By Christie Campbell
For the Observer-Reporter
Published Aug 21, 2014 at 10:39 pm (Updated Aug 21, 2014 at 10:39 pm)
When Holy Trinity National Catholic Church celebrates its 100th anniversary next month, it will mark the recognition of an independent group of people whose journey to America for freedom would not be denied.
The church will hold a Mass of Thanksgiving at 3 p.m. Sept. 7, followed by an hors d’oeuvres reception and program in the parish hall, 605 Hewitt Ave. A video history of the church also will be presented. Two of its oldest members, Joseph Biss and Stella Duskey, will be recognized, and Prime Bishop Anthony Mikovsky and two former pastors, Bishop John Mack, now at the Buffalo-Pittsburgh Diocese, and the Rev. Felix Pyzowski will attend.

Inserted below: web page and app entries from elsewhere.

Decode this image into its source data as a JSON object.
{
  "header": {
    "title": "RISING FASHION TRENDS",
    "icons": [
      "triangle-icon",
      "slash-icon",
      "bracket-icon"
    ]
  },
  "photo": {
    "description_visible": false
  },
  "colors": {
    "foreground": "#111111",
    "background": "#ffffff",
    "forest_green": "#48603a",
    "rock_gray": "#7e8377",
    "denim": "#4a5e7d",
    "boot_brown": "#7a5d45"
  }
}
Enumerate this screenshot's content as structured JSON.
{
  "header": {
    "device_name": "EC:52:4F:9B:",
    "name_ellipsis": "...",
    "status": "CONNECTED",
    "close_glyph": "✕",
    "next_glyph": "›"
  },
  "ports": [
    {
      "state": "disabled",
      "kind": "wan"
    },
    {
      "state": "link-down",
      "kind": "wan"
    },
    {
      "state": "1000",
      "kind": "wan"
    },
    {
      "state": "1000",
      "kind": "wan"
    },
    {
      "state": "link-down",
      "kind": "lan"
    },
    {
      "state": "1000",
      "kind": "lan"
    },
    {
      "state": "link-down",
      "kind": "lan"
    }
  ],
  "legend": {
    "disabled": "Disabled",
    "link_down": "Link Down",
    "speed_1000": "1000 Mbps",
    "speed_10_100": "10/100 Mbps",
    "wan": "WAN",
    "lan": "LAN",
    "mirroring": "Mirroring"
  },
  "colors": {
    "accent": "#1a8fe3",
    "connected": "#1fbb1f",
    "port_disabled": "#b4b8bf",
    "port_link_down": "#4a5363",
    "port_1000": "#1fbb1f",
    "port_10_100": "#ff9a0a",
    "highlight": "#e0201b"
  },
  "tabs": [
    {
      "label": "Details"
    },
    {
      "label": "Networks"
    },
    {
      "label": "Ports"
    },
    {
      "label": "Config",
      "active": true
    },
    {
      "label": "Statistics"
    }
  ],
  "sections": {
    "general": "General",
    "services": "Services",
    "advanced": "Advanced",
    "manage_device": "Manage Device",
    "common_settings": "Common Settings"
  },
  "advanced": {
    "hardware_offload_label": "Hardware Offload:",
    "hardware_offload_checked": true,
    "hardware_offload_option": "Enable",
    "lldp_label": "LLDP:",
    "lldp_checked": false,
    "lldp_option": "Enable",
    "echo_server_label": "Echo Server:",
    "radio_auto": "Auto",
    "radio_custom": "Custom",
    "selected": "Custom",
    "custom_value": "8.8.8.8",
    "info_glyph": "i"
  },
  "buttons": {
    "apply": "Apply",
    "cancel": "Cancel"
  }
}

Holy Trinity is part of the Polish National Catholic Church, a reformed denomination that formed in the United States following a dispute with the Roman Catholic Church over ownership of church property.
A movement to establish independent parishes began to flourish in Polish-American Catholic communities, such as Buffalo, Cleveland and Scranton, in the late 1890s. In 1898, the leader of the movement, the Rev. Francis Hodur, was excommunicated by the Roman Catholic Church. Six years later, PNCC held its first General Synod in Scranton.
According to the Polish Genealogical Society of America, about 1 million Poles immigrated to the United States before World War I. In Washington, many settled near the Tyler Tube Works and Washington Tin Plate Mill, where they found employment.
The Rev. Mark Swoger of Holy Trinity said that for many immigrants, “faith was so integral to their identity because they were leaving their country.”
The first mention of the formation of the Holy Trinity parish was in 1907, with its first Mass held in 1914 at the Polish Club.
By then, construction of the original church building was under way. Property had been secured in an area of Canton Township known as Woodland Park. The frame structure – records show its foundation was dug by hand by men of the church – was built at 147 Griffith Ave. with an adjacent rectory and property for a church cemetery.
Hodur dedicated the building in 1915. Photographs from that day show the church decorated with banners, greenery and flowers, with worshipers dressed in their Sunday best lined up outside to welcome him.
Fifty years later, the church’s interior was renovated, and the exterior was bricked. Eventually, the congregation decided to build a new church. A portion of the former Malone Farm was purchased to construct the current building at the intersection of Malone Ridge Road and Hewitt Avenue.
That building was dedicated in 1989, with a social hall added in 1997.
Today, the congregation has more than 150 adult members and is growing. One sign of that growth is the sound of babies crying on Sunday morning, noted Elaine Micco, adding, “It’s wonderful.”
Around Christmas, the kitchen in the original church was used to make 2,700 pounds of hard tack candy to sell. Today, the church holds a nine-week Friday fish fry during Lent. The kitchen operates as a well-oiled machine during that time, said Tom Sikora, partly because the congregation has done it for so many years. The fundraiser enables the church to operate its vacation Bible school, send children to camp and perform outreach projects, such as providing meals to local firefighters and at Washington Christian Outreach.
Since its formation in the United States, the Polish National Catholic Church has sent missionaries to Poland and other parts of the world to establish parishes. Because they believe Masses should be celebrated in the language of the people, Spanish is spoken in churches in Florida and Texas.
The denomination retains the same sacraments as the Roman Catholic Church, but local parishes own their own property and select their own parish priests, and priests are permitted to marry.
Swoger is a former Roman Catholic priest who left that denomination to marry. He and his wife, Miriam, have three children.
Family, members of the parish committee said, is what led these new Americans to form the church, work so hard for it and pass on a desire to keep the family atmosphere alive today.
“It’s been an interesting journey,” Mary Ann Pyzowski said.